5. Threaten the media directly. Trump said he plans to change libel laws in the United States about suing news organizations.
“One of the things I’m going to do if I win … I’m going to open up our libel laws so when they write purposely negative and horrible and false articles, we can sue them and win lots of money.”
The Supreme Court established the First Amendment principles that govern the country’s libel laws in 1964, according to the New York Times. In the unanimous decision in New York Times v. Sullivan, the court said that public officials had to prove that false statements were made with “actual malice,” meaning news organizations had to have knowingly published a falsehood or published it with “reckless disregard of whether it was false or not.” Reich reminds us that, during the campaign, Trump specifically threatened to sue the Times for libel in response to an article that featured two women accusing him of touching them inappropriately years ago. Trump claimed the allegations were false, and his lawyer demanded that the newspaper retract the story and issue an apology. Trump also threatened legal action after the Times published and wrote about part of his 1995 tax return.
6. Limit media access. Trump hasn’t had a news conference since July.
According to the White House Historical Association, since Woodrow Wilson held the first presidential press conference in March 1913, all sixteen of his successors have used the sessions as a basic part of their publicity strategies. The sessions have survived because reporters found them useful for developing information, citizens saw them as valuable for making judgments about their chief executives, and presidents and their staffs saw them as a primary strategy for explaining their policies. Presidents could give speeches laying out their policies, but press conferences became a major way to explain the intricacies of those policies as the proposals made their way through the legislative process.
Reich states that Trump has blocked the media from traveling with him, or even knowing whom he’s meeting with. His phone call with Vladimir Putin, which occurred shortly after the election, was first reported by the Kremlin. “This is highly unusual,” Reich comments. In 2000, President-elect George W. Bush called a press conference three days after the Supreme Court determined the outcome of the election. In 2008, President-elect Obama also meet with the press three days after being elected.

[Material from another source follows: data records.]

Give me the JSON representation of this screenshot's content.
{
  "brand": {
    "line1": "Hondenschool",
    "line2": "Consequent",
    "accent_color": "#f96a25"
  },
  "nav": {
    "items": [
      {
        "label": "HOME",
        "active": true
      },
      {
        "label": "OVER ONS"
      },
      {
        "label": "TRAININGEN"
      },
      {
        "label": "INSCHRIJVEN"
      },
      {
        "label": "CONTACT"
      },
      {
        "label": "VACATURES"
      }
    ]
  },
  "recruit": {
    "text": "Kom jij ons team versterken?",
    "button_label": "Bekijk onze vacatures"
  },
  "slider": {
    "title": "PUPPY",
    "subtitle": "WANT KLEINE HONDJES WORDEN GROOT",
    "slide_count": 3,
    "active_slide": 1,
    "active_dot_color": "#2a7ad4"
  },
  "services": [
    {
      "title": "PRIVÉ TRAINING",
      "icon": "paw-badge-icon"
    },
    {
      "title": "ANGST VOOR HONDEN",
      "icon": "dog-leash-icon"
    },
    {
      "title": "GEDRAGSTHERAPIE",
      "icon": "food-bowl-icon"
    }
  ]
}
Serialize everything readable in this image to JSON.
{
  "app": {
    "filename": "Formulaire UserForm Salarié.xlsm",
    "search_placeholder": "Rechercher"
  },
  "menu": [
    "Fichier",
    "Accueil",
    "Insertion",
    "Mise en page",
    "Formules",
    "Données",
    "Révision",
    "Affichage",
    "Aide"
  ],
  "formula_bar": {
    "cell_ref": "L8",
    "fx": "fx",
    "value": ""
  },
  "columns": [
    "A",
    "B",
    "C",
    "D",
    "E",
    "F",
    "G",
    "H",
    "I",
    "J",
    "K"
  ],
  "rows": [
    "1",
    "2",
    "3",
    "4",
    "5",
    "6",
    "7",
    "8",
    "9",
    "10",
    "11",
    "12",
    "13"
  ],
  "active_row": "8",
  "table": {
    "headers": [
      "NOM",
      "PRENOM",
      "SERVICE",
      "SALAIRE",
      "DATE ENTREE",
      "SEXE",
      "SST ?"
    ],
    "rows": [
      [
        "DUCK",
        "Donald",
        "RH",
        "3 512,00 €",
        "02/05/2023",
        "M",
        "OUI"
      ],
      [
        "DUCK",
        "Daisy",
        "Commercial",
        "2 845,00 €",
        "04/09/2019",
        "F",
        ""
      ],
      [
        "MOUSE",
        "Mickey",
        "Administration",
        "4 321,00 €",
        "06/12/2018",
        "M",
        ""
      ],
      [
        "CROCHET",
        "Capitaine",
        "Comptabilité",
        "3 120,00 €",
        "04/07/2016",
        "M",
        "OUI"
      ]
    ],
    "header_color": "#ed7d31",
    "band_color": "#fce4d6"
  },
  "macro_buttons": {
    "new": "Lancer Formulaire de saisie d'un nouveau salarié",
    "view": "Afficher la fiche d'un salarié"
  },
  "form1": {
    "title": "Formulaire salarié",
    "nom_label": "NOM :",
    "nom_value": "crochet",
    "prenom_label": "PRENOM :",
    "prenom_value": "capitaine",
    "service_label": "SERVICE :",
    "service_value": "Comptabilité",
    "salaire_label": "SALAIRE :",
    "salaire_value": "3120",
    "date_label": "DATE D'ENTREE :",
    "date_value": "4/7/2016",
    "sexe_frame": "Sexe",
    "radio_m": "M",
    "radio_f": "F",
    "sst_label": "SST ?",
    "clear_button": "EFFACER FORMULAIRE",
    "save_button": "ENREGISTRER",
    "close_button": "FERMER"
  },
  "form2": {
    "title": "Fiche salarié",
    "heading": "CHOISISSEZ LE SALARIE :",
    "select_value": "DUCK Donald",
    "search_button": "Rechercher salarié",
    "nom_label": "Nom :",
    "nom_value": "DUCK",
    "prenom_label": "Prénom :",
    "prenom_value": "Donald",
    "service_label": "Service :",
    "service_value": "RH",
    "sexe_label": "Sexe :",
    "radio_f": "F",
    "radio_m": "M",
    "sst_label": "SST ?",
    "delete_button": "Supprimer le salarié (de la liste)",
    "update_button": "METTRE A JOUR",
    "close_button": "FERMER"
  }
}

7. Bypass the media and communicate with the public directly. The American public learns what Trump thinks through his tweets.
Shortly after the election, Trump released a video message outlining some of the executive actions he plans to take on his first day in office.
Aides say Trump has also expressed interest in continuing to hold the large rallies that became a staple of his candidacy. They say he likes the instant gratification and adulation that the cheering crowds provide. Reich defines the word “media” as from “intermediate” between news makers and the public and says that responsible media hold the powerful accountable by asking them hard questions and reporting on what they do.
“Apparently Trump wants to eliminate such intermediaries,” Reich says. He recalls that, “historically, these seven techniques have been used by demagogues to erode the freedom and independence of the press. Even before he’s sworn in, Trump seems intent on doing exactly this.”
It will be up to us as an informed citizenry to make sure the freedom and independence of the press is assured, to enhance our cultural climate so that all voices can be heard, and to protect the United States from the powers of tyranny that President-elect Trump and others might feel able to wield.